[Assignment]
Look through the data below and show every line that includes "просмотра".

==== Exercise input ====

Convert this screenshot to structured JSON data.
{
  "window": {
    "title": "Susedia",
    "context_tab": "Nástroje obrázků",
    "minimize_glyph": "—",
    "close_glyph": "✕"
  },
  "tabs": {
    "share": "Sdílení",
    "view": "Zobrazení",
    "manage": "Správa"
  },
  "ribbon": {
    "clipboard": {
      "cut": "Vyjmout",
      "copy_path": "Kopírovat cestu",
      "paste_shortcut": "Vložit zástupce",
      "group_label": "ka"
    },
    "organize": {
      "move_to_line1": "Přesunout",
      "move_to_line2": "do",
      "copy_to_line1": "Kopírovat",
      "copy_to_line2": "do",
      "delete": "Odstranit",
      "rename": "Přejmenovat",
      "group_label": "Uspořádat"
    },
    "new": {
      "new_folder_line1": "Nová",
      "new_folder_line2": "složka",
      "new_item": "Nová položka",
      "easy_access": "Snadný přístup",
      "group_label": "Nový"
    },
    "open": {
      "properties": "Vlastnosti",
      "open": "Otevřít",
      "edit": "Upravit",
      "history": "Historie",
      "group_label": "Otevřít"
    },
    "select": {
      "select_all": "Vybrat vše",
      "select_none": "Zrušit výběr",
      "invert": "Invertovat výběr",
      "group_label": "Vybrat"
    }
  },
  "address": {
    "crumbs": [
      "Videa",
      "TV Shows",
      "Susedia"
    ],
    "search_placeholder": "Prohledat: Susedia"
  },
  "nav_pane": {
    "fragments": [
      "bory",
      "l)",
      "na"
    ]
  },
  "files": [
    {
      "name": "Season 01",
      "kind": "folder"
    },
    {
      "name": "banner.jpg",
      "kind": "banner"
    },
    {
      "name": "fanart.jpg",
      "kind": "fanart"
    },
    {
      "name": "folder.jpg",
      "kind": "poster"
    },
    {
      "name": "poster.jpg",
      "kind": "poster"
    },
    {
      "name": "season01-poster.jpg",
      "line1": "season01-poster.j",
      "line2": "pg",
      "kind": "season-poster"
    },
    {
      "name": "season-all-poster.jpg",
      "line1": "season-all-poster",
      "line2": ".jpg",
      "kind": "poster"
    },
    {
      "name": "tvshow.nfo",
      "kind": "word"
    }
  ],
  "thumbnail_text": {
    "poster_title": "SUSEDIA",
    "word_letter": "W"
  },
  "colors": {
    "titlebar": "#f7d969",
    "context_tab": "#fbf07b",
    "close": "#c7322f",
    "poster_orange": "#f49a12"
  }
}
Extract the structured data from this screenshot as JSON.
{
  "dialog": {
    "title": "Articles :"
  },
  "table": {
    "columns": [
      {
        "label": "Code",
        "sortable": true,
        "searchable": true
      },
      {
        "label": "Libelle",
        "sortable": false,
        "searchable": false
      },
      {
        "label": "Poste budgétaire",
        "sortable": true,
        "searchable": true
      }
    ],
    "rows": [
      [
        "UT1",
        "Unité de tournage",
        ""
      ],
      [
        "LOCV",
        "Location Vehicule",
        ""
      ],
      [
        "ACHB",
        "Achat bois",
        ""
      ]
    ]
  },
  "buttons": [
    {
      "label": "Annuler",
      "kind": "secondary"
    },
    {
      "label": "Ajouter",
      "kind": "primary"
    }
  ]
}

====
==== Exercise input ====

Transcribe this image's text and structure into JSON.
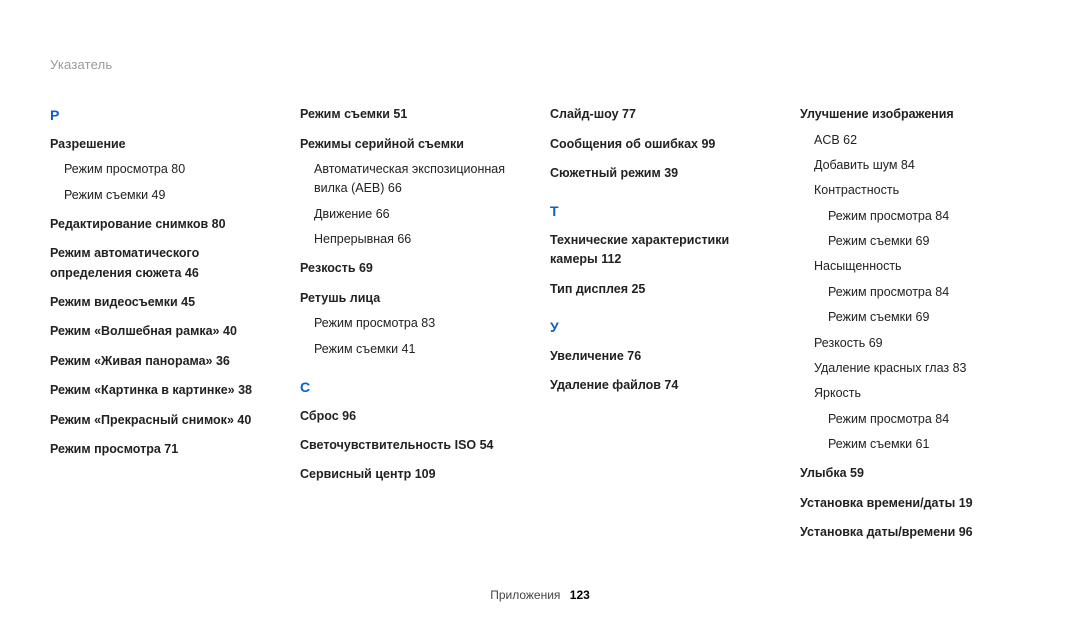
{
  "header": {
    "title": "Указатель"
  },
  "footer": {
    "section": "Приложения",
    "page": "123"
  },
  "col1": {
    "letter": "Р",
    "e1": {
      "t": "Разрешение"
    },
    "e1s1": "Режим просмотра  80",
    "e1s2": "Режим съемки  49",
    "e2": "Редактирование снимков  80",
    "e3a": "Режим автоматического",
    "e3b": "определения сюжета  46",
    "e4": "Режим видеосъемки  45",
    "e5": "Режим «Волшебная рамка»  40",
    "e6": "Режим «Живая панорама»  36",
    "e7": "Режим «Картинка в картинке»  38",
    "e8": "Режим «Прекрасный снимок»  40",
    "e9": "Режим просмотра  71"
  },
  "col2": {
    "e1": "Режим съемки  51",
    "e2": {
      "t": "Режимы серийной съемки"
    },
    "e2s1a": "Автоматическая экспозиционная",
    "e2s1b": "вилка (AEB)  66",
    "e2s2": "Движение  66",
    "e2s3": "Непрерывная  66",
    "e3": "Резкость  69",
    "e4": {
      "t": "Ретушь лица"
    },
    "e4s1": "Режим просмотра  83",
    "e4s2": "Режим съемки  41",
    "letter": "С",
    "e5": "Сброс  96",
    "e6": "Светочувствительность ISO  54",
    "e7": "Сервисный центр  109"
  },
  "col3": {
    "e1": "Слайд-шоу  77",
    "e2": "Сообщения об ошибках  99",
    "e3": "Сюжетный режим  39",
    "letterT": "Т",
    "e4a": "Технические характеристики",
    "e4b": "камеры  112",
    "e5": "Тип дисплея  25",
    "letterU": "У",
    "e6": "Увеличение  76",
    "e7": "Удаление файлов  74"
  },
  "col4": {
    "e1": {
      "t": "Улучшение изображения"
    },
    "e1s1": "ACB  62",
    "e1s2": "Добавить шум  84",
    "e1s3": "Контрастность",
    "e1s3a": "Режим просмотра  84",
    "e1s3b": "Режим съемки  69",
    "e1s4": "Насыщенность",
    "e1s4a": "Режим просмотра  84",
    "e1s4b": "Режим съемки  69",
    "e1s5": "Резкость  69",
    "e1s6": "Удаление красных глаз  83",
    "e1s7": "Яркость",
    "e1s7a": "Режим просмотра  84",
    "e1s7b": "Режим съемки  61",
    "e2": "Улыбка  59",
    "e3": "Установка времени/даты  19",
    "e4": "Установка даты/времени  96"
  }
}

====

[Expected answer]
    "e1s1": "Режим просмотра  80",
    "e9": "Режим просмотра  71"
    "e4s1": "Режим просмотра  83",
    "e1s3a": "Режим просмотра  84",
    "e1s4a": "Режим просмотра  84",
    "e1s7a": "Режим просмотра  84",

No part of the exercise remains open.